The reality is that the current immigration laws have deeply affected Hispanic families. According to the Shattered Families Report by the Applied Research Center (ARC) 397,000 people were removed from the US during 2011, the largest number in the agency's history and during the first six months of the year more than 46,000 were mothers and fathers of US citizen-children. These removals have separated families, with the children ending in foster care and parental rights terminated, making family reunification extremely difficult. ARC estimates that there are at least 5,100 American citizen children living in foster care because of immigration removal proceedings. At the heart of US immigration policy is family reunification, but the current immigration policy has destroyed many Hispanic families.
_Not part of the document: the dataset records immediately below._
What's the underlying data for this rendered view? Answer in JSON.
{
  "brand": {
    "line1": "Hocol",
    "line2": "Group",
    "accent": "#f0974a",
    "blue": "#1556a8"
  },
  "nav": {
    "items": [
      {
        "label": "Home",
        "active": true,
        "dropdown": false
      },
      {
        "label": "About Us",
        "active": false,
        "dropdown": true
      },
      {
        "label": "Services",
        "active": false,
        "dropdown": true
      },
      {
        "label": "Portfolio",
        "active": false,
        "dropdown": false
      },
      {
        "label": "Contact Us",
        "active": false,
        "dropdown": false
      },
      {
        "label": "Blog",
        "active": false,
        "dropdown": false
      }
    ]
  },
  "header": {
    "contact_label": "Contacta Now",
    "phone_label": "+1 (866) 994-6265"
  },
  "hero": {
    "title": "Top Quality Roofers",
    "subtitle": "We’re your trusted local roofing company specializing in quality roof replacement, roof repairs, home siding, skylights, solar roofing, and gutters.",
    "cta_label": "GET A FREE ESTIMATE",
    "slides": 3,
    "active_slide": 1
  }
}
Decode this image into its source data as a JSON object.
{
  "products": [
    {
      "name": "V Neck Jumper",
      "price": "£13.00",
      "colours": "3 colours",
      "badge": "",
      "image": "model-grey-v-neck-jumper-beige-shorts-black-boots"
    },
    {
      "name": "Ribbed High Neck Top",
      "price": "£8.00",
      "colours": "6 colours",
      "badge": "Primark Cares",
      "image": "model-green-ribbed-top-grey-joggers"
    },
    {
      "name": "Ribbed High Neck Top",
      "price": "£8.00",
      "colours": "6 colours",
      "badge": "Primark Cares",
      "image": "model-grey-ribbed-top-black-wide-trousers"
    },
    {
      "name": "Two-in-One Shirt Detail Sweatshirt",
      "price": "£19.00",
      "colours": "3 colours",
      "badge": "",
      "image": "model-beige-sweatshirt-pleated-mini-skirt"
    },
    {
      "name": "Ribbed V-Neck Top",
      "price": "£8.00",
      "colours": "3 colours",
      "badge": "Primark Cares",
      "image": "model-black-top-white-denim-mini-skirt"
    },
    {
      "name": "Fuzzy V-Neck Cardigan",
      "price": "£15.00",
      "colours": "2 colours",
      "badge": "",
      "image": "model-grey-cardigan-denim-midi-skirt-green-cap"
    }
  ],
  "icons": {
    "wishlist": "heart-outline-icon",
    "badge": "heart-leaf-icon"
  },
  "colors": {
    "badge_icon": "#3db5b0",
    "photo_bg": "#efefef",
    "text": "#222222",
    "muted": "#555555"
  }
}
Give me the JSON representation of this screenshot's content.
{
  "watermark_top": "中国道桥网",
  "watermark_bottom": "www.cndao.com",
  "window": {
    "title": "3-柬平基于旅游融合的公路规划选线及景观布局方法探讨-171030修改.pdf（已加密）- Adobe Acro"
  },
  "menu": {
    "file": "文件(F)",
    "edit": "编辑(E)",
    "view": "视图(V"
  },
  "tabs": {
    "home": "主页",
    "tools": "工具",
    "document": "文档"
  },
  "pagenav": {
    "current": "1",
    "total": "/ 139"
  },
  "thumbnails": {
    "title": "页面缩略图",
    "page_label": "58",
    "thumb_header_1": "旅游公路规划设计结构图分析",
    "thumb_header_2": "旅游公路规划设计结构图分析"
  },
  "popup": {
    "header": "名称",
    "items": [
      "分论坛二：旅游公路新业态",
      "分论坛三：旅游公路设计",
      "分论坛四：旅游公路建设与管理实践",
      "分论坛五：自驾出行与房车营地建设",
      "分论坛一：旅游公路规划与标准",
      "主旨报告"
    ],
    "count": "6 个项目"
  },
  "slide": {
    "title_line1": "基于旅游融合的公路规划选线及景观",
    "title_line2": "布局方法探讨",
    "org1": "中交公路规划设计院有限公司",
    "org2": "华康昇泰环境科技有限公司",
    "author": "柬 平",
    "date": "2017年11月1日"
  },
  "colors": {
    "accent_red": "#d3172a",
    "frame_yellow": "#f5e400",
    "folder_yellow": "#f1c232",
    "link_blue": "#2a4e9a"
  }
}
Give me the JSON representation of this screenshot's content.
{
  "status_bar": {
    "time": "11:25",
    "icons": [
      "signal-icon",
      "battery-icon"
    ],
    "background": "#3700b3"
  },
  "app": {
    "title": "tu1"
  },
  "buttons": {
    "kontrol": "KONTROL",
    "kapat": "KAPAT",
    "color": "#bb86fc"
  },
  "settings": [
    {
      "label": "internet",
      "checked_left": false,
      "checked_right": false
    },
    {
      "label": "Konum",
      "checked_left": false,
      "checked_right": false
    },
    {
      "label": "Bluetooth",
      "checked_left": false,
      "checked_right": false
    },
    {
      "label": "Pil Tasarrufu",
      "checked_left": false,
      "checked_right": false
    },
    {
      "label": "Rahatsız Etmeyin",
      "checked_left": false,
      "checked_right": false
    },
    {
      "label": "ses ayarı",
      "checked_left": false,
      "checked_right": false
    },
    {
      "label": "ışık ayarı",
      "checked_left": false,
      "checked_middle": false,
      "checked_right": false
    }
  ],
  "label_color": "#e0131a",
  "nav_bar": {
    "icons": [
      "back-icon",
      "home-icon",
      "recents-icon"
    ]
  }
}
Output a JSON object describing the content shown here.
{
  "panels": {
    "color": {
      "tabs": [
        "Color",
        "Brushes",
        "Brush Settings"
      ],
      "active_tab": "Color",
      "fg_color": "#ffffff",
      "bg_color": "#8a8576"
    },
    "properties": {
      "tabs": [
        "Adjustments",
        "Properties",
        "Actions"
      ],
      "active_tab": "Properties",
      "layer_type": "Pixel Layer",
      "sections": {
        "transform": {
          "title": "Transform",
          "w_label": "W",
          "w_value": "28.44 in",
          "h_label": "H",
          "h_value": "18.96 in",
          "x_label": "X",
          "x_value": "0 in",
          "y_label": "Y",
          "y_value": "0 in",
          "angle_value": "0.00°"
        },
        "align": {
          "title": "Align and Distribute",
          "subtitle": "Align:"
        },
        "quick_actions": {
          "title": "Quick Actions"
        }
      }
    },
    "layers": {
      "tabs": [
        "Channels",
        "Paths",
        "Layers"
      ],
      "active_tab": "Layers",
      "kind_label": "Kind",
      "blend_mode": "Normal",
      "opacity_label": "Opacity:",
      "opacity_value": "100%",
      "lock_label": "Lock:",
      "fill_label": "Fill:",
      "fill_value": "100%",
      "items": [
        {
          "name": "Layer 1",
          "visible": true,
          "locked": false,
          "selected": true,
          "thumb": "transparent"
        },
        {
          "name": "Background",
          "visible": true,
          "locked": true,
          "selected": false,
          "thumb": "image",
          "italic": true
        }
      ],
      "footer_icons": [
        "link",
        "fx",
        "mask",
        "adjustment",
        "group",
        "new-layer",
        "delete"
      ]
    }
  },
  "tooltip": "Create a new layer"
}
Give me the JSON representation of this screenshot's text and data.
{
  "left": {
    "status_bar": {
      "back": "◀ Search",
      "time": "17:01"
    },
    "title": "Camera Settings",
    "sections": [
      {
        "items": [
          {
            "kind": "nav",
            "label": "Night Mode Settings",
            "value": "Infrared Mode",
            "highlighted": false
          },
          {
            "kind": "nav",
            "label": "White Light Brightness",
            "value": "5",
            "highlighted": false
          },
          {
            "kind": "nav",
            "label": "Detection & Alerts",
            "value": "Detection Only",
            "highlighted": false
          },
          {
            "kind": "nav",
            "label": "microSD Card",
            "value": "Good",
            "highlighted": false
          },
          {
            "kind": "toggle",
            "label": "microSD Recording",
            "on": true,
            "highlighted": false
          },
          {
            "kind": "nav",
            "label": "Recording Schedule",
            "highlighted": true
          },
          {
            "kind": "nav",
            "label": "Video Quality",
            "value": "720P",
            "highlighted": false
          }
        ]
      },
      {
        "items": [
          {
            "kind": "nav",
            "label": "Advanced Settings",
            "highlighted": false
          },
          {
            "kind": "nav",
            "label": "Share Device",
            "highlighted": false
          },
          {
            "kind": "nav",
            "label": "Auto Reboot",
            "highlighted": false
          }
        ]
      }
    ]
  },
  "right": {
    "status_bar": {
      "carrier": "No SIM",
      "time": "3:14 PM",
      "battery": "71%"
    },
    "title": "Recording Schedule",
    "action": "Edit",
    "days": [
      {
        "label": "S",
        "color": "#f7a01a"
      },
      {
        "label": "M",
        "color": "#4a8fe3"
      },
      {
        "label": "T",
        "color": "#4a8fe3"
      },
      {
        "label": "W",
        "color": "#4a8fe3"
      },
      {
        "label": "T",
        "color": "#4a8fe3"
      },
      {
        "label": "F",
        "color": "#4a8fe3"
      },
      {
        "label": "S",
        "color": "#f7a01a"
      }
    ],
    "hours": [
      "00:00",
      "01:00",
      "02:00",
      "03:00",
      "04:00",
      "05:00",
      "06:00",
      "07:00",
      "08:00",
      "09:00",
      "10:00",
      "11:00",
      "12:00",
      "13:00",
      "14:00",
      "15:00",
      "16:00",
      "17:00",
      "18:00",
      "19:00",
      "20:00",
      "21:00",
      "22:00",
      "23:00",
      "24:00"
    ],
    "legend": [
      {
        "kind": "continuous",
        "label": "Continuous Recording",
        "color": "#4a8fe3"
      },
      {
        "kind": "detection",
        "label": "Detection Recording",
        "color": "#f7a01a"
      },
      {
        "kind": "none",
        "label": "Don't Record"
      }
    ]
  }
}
The registered provisional immigrant category will allow law-abiding parents to become of legal status, thus protecting the family structure, and resolving this shocking flaw in the current system.
The Obama administration finally changed its immigration policy during the 2012 election year by issuing an executive order to stop the removal/deportation of illegal immigrants under the age of 30, who entered the country before they were 16 year of age, had no criminal record nor posed a security threat that were either successful students or served in the military. According to the administration, this was an effort to use resources to prevent current illegal immigration and remove criminals that pose a bigger security threat. Although many critics saw this as a usurpation of congressional power, this political move helped secure 71 percent of the Hispanic votes during the 2012 election for Obama. Congress finally understands how important it is for both parties to pass comprehensive immigration reform if they are to gain the Hispanic vote.
The immigration bill has survived its first major test; on May 21, 2013, the Senate Judiciary Committee passed the bill 13-5. The immigration bill will go to the Senate floor for consideration. The real battle begins, however, when the bill goes to the House of Representatives. The House is working on its own bill, and will take a more conservative approach to the path of citizenship than the one offered by the Senate. Since granting legal status to the 11 million illegal immigrants hinges on effectively securing the border, Congress is likely to find a middle ground and pass the much needed reform. More importantly, both political parties are at a crossroad if they want to gain the Hispanic vote, they must work together to pass comprehensive immigration reform.
Sabrina Ramirez works for the Barry University Children and Families Clinic as a certified legal intern. She is also a member of the Hispanic American Law Student Association, Immigration Law Society and Florida Association for Women Lawyers in the Barry University.
Suggested citation: Sabrina Ramirez, Immigration Reform a Race for the Hispanic Vote, JURIST - Dateline, Jun. 25, 2013, http://jurist.org/dateline/2013/06/sabrina-ramirez-immigration-reform.php.
This article was prepared for publication by Fangxing Li, an associate editor for JURIST's student commentary service. Please direct any questions or comments to him at email@example.com